- Eat breakfast? Check.
- Teeth brushed? Check.
- Hair in order? Check.
- Socks match? Yikes…glad I checked.
What was different on this particular morning was that I happened to glance down at the swirling pattern of my fingerprint on my left index finger. It occurred to me that I hadn’t looked this closely at my finger since I was 5 or 6 years old, if not younger. I was struck by the complexity of the pattern and astounded by how unfamiliar it looked to me. I wondered, “How on earth have I been bearing these marks on my fingers for all of this time and yet failed to notice them, literally, for decades?”
If this was true about the pattern of my fingertip, how much more is it true regarding the complexity of the whole of who I am? I have an idea of self, but how closely have I looked at what is really there? Is it possible that there are parts of my self that, like my fingerprints, exist beneath the surface of my awareness? I became aware that my understanding of myself and of others is likely incomplete and certainly not fully accurate. Initially, this was unsettling since I had constructed a life on the foundation of who I knew myself to be.

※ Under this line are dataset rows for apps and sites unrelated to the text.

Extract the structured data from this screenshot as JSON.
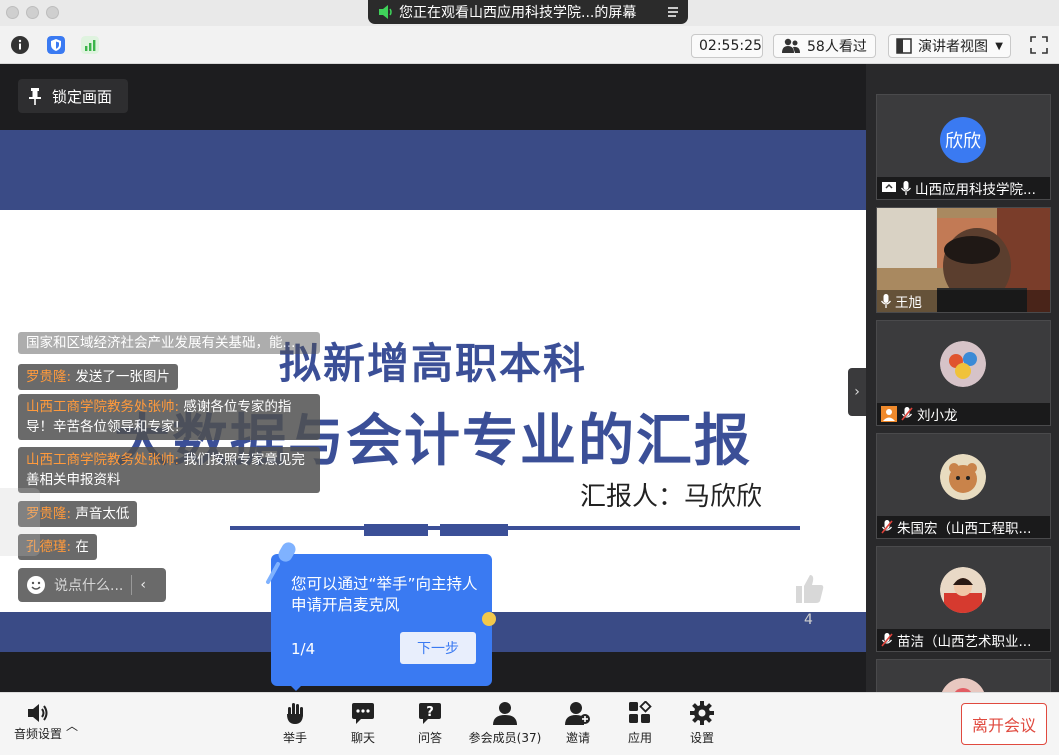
{
  "window": {
    "banner_text": "您正在观看山西应用科技学院...的屏幕"
  },
  "toolbar": {
    "timer": "02:55:25",
    "viewers": "58人看过",
    "view_mode": "演讲者视图"
  },
  "stage": {
    "lock_label": "锁定画面",
    "slide": {
      "title_line1": "拟新增高职本科",
      "title_line2": "大数据与会计专业的汇报",
      "reporter": "汇报人：马欣欣"
    },
    "chat": [
      {
        "who": "",
        "text": "国家和区域经济社会产业发展有关基础，能..."
      },
      {
        "who": "罗贵隆:",
        "text": " 发送了一张图片"
      },
      {
        "who": "山西工商学院教务处张帅:",
        "text": " 感谢各位专家的指导！辛苦各位领导和专家!"
      },
      {
        "who": "山西工商学院教务处张帅:",
        "text": " 我们按照专家意见完善相关申报资料"
      },
      {
        "who": "罗贵隆:",
        "text": " 声音太低"
      },
      {
        "who": "孔德瑾:",
        "text": " 在"
      }
    ],
    "chat_placeholder": "说点什么...",
    "tip": {
      "text": "您可以通过“举手”向主持人申请开启麦克风",
      "step": "1/4",
      "next_label": "下一步"
    },
    "like_count": "4"
  },
  "participants": [
    {
      "name": "山西应用科技学院...",
      "avatar_text": "欣欣",
      "kind": "text"
    },
    {
      "name": "王旭",
      "kind": "video"
    },
    {
      "name": "刘小龙",
      "kind": "image"
    },
    {
      "name": "朱国宏（山西工程职...",
      "kind": "image"
    },
    {
      "name": "苗洁（山西艺术职业...",
      "kind": "image"
    }
  ],
  "bottom": {
    "audio_settings": "音频设置",
    "items": [
      "举手",
      "聊天",
      "问答",
      "参会成员(37)",
      "邀请",
      "应用",
      "设置"
    ],
    "leave_label": "离开会议"
  },
  "colors": {
    "accent": "#3a7af2",
    "slide_blue": "#3b4f97",
    "leave_red": "#e04a3f",
    "chat_name": "#ff9a3c"
  }
}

We often define what we believe to be possible in our lives based on what has happened in the past. We tend to lack curiosity because we have a sense that we already know what to expect from ourselves, from others, and from the world around us. Unfortunately, this knowing often becomes a foregone conclusion, which vastly limits the realm of possibility. We miss so much because of how much we know.

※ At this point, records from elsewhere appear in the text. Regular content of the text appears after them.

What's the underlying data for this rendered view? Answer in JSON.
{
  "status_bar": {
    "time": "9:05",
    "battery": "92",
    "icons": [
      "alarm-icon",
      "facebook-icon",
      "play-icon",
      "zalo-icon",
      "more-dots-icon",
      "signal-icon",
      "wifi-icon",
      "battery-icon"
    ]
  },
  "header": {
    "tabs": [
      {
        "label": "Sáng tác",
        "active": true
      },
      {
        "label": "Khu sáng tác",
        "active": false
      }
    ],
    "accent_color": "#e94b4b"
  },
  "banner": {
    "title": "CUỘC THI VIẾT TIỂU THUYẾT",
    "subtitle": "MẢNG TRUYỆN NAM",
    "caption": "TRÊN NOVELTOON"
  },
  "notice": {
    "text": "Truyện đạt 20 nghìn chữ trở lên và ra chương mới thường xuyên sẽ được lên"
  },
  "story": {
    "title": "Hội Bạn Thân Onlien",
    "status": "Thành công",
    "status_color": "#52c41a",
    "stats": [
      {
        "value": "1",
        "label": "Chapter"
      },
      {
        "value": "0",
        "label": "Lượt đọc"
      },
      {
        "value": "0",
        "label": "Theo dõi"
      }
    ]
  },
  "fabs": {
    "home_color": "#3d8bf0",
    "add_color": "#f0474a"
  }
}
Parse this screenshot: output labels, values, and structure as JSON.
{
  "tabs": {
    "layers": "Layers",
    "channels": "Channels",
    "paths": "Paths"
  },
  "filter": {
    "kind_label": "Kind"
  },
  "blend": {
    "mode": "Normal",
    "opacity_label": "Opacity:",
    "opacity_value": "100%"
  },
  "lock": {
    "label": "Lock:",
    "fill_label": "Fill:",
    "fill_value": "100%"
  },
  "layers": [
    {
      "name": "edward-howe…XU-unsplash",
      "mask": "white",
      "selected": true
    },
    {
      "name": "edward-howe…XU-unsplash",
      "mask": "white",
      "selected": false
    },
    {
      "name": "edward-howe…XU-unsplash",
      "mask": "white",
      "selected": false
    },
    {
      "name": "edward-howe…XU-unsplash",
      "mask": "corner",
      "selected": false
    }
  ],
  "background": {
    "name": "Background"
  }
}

Over time – and through The Seattle School – I have learned the value of being willing to engage what I know with a sense of curiosity. As a therapist I have found this to be enormously helpful with my clients. Often, clients are most stuck in the areas that they are most familiar with and least curious about. It could be a job, a relationship, an addiction, or even just their way of being in and making sense of their world. It is common that the places clients feel most hopeless in their lives are the very places in which they claim to know themselves the best. Familiarity breeds comfort even in misery. How many people do you know who seem unhappy with their life, but do absolutely nothing to change it? It is easy for people to become comfortably miserable. This type of comfort lends itself to a false sense of safety, which is insidious in relation to hope and desire because its primary ingredients are a mixture of complacency and a fear of the unknown.

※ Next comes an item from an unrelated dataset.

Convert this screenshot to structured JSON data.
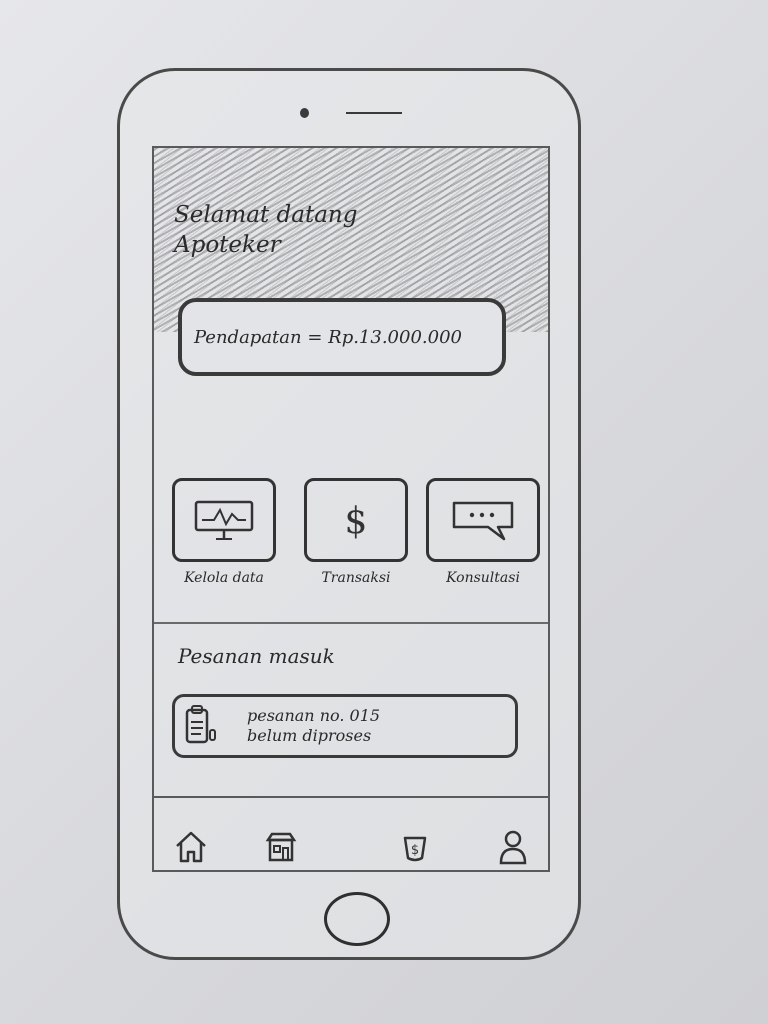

It is the hope of psychotherapy that the client will gain a growing sense of curiosity about themselves and about their relationships outside the therapeutic environment; that over time they will gain the courage to risk engaging what they know with curiosity about what else may be dancing just beneath the surface of their awareness. Where there is curiosity there is room for possibility. Where there is room for possibility there is room for hope and change.